Activity: An exact copy of all the data is needed, with every picture left out.

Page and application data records
※
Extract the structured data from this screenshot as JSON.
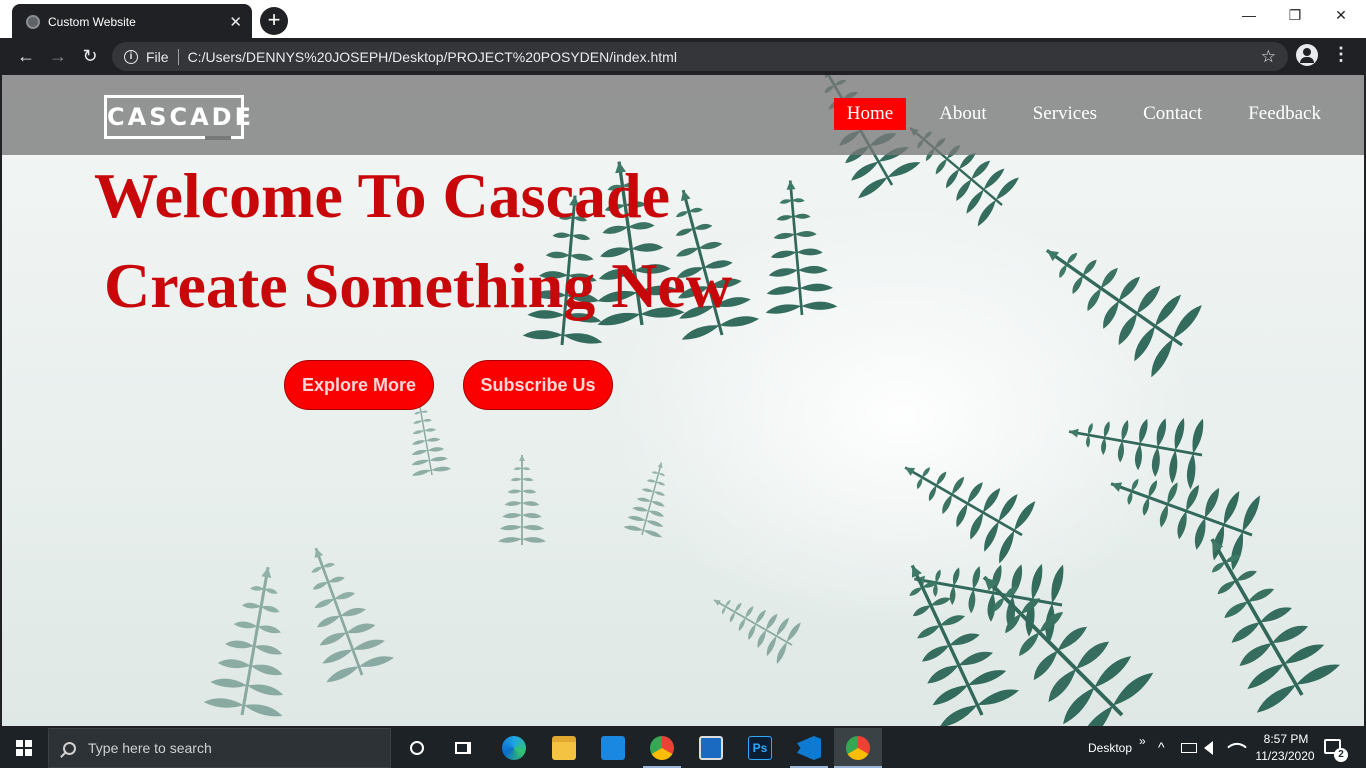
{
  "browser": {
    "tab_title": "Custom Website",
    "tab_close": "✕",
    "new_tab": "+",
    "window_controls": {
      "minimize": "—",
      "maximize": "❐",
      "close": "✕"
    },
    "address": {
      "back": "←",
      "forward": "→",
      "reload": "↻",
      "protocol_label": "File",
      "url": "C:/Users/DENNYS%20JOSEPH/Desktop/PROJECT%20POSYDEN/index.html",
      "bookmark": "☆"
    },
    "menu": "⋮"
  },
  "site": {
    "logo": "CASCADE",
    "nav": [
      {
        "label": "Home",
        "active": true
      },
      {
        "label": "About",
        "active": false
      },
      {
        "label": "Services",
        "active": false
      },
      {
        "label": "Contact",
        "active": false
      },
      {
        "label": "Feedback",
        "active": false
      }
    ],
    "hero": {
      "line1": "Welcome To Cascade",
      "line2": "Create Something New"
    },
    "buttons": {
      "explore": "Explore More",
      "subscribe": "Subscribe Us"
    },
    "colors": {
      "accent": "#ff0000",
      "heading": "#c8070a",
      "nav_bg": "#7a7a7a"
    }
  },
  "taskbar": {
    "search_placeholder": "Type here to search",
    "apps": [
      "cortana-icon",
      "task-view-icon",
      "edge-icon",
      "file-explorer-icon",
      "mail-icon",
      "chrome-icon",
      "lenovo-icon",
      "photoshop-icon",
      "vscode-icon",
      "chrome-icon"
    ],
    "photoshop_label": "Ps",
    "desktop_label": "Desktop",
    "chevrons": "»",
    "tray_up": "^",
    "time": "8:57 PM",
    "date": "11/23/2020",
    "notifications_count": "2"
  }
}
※
Result for this exercise:
Extract the structured data from this screenshot as JSON.
{
  "browser": {
    "tab_title": "Custom Website",
    "tab_close": "✕",
    "new_tab": "+",
    "window_controls": {
      "minimize": "—",
      "maximize": "❐",
      "close": "✕"
    },
    "address": {
      "back": "←",
      "forward": "→",
      "reload": "↻",
      "protocol_label": "File",
      "url": "C:/Users/DENNYS%20JOSEPH/Desktop/PROJECT%20POSYDEN/index.html",
      "bookmark": "☆"
    },
    "menu": "⋮"
  },
  "site": {
    "logo": "CASCADE",
    "nav": [
      {
        "label": "Home",
        "active": true
      },
      {
        "label": "About",
        "active": false
      },
      {
        "label": "Services",
        "active": false
      },
      {
        "label": "Contact",
        "active": false
      },
      {
        "label": "Feedback",
        "active": false
      }
    ],
    "hero": {
      "line1": "Welcome To Cascade",
      "line2": "Create Something New"
    },
    "buttons": {
      "explore": "Explore More",
      "subscribe": "Subscribe Us"
    },
    "colors": {
      "accent": "#ff0000",
      "heading": "#c8070a",
      "nav_bg": "#7a7a7a"
    }
  },
  "taskbar": {
    "search_placeholder": "Type here to search",
    "apps": [
      "cortana-icon",
      "task-view-icon",
      "edge-icon",
      "file-explorer-icon",
      "mail-icon",
      "chrome-icon",
      "lenovo-icon",
      "photoshop-icon",
      "vscode-icon",
      "chrome-icon"
    ],
    "photoshop_label": "Ps",
    "desktop_label": "Desktop",
    "chevrons": "»",
    "tray_up": "^",
    "time": "8:57 PM",
    "date": "11/23/2020",
    "notifications_count": "2"
  }
}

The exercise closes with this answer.